(Component data from apps and pages)
---------------

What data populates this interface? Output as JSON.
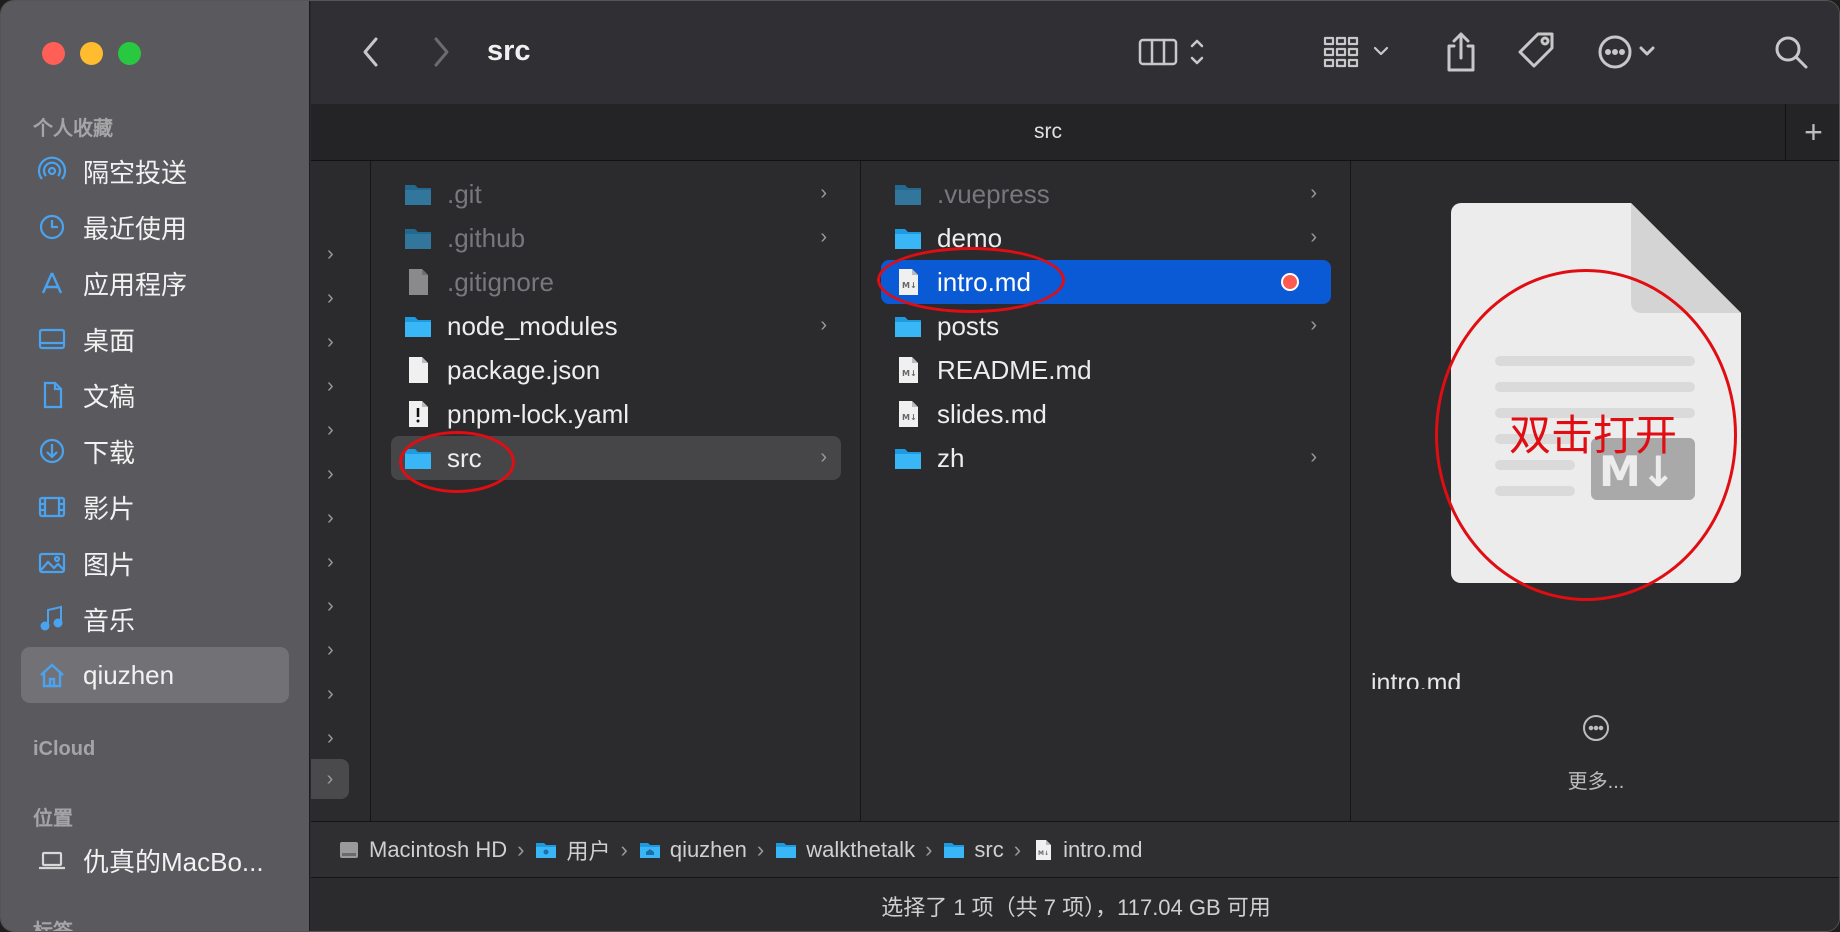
{
  "window": {
    "title": "src"
  },
  "toolbar": {
    "back_icon": "chevron-left-icon",
    "forward_icon": "chevron-right-icon"
  },
  "tabbar": {
    "tab_title": "src",
    "add_tab_label": "+"
  },
  "sidebar": {
    "favorites_header": "个人收藏",
    "favorites": [
      {
        "label": "隔空投送",
        "icon": "airdrop-icon"
      },
      {
        "label": "最近使用",
        "icon": "clock-icon"
      },
      {
        "label": "应用程序",
        "icon": "apps-icon"
      },
      {
        "label": "桌面",
        "icon": "desktop-icon"
      },
      {
        "label": "文稿",
        "icon": "document-icon"
      },
      {
        "label": "下载",
        "icon": "download-icon"
      },
      {
        "label": "影片",
        "icon": "film-icon"
      },
      {
        "label": "图片",
        "icon": "photo-icon"
      },
      {
        "label": "音乐",
        "icon": "music-icon"
      },
      {
        "label": "qiuzhen",
        "icon": "home-icon"
      }
    ],
    "icloud_header": "iCloud",
    "locations_header": "位置",
    "locations": [
      {
        "label": "仇真的MacBo...",
        "icon": "laptop-icon"
      }
    ],
    "tags_header": "标签"
  },
  "column1": {
    "items": [
      {
        "name": ".git",
        "type": "folder",
        "hidden": true
      },
      {
        "name": ".github",
        "type": "folder",
        "hidden": true
      },
      {
        "name": ".gitignore",
        "type": "file",
        "hidden": true
      },
      {
        "name": "node_modules",
        "type": "folder"
      },
      {
        "name": "package.json",
        "type": "file"
      },
      {
        "name": "pnpm-lock.yaml",
        "type": "yaml"
      },
      {
        "name": "src",
        "type": "folder",
        "highlighted": true
      }
    ]
  },
  "column2": {
    "items": [
      {
        "name": ".vuepress",
        "type": "folder",
        "hidden": true
      },
      {
        "name": "demo",
        "type": "folder"
      },
      {
        "name": "intro.md",
        "type": "markdown",
        "selected": true,
        "tag_color": "#ff5a52"
      },
      {
        "name": "posts",
        "type": "folder"
      },
      {
        "name": "README.md",
        "type": "markdown"
      },
      {
        "name": "slides.md",
        "type": "markdown"
      },
      {
        "name": "zh",
        "type": "folder"
      }
    ]
  },
  "preview": {
    "file_name": "intro.md",
    "more_label": "更多..."
  },
  "annotation": {
    "text": "双击打开",
    "color": "#e00d12"
  },
  "pathbar": {
    "crumbs": [
      {
        "label": "Macintosh HD",
        "icon": "disk-icon"
      },
      {
        "label": "用户",
        "icon": "folder-icon"
      },
      {
        "label": "qiuzhen",
        "icon": "home-folder-icon"
      },
      {
        "label": "walkthetalk",
        "icon": "folder-icon"
      },
      {
        "label": "src",
        "icon": "folder-icon"
      },
      {
        "label": "intro.md",
        "icon": "markdown-file-icon"
      }
    ]
  },
  "status": {
    "text": "选择了 1 项（共 7 项），117.04 GB 可用"
  }
}
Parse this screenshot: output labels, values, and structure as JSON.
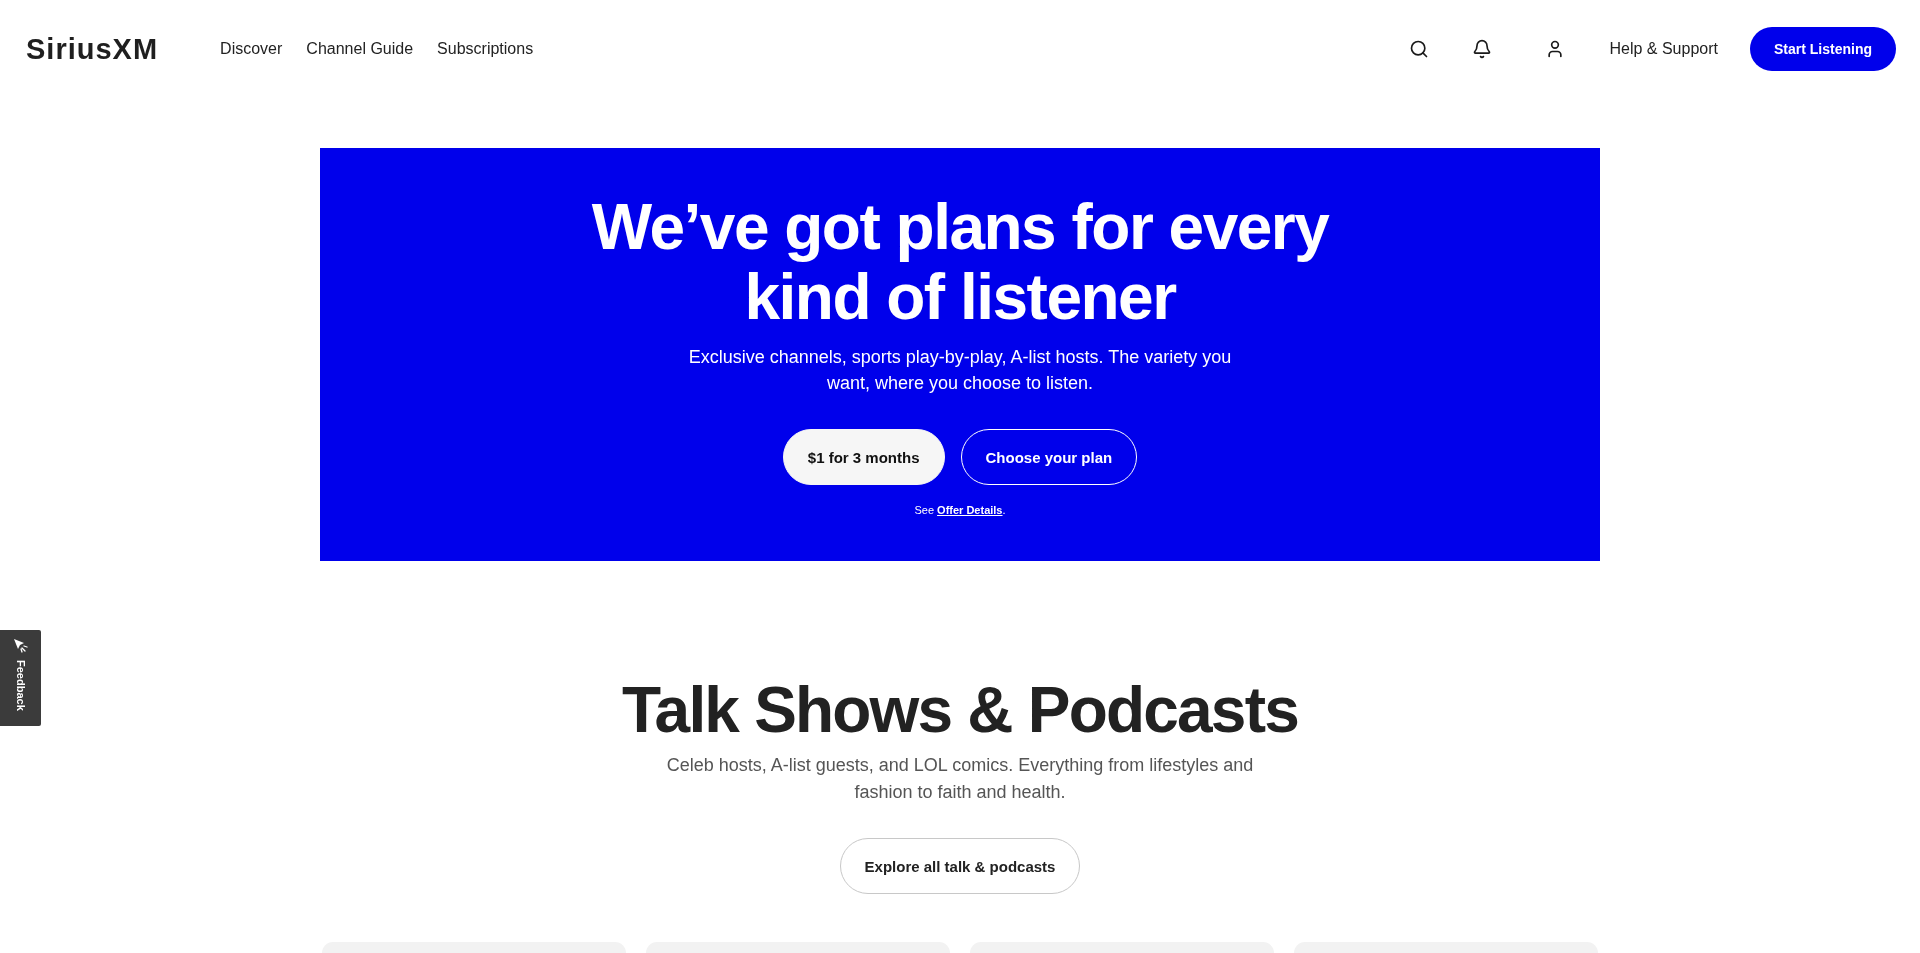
{
  "header": {
    "logo": "SiriusXM",
    "nav": [
      {
        "label": "Discover"
      },
      {
        "label": "Channel Guide"
      },
      {
        "label": "Subscriptions"
      }
    ],
    "icon_buttons": [
      {
        "kind": "search"
      },
      {
        "kind": "notifications"
      },
      {
        "kind": "account"
      }
    ],
    "help_link": "Help & Support",
    "cta": "Start Listening"
  },
  "hero": {
    "title": "We’ve got plans for every kind of listener",
    "subtitle": "Exclusive channels, sports play-by-play, A-list hosts. The variety you want, where you choose to listen.",
    "buttons": [
      {
        "label": "$1 for 3 months",
        "kind": "filled"
      },
      {
        "label": "Choose your plan",
        "kind": "outline"
      }
    ],
    "offer_note": {
      "prefix": "See",
      "link": "Offer Details",
      "suffix": "."
    }
  },
  "feedback_tab": {
    "label": "Feedback"
  },
  "section": {
    "title": "Talk Shows & Podcasts",
    "subtitle": "Celeb hosts, A-list guests, and LOL comics. Everything from lifestyles and fashion to faith and health.",
    "button": "Explore all talk & podcasts"
  }
}
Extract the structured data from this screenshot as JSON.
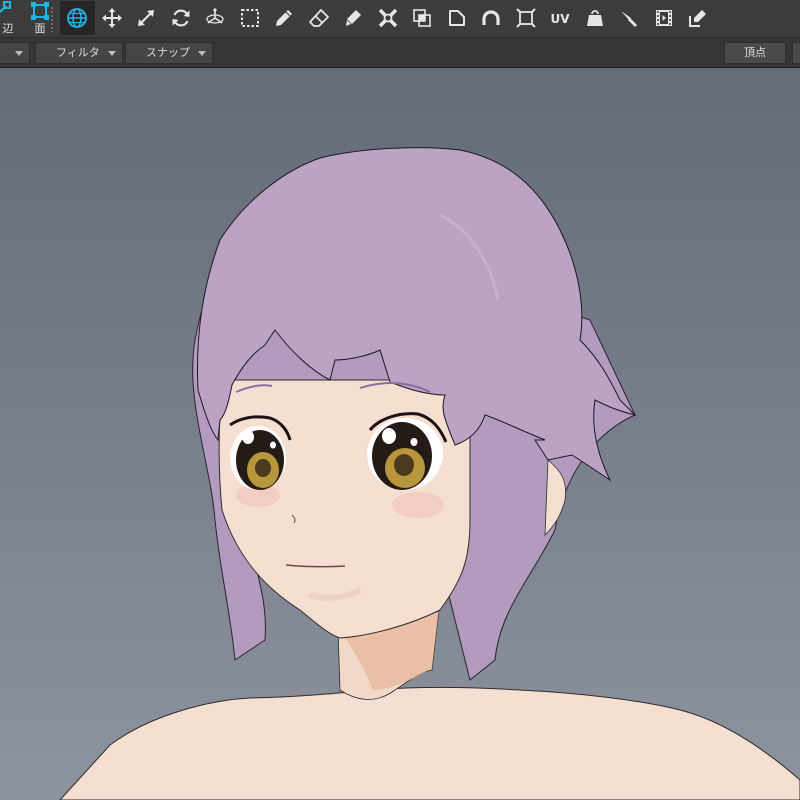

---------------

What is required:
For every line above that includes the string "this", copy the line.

The answer:
What data populates this interface? Output as JSON.
Parse this screenshot: output labels, values, and structure as JSON.
Extract the structured data from this screenshot as JSON.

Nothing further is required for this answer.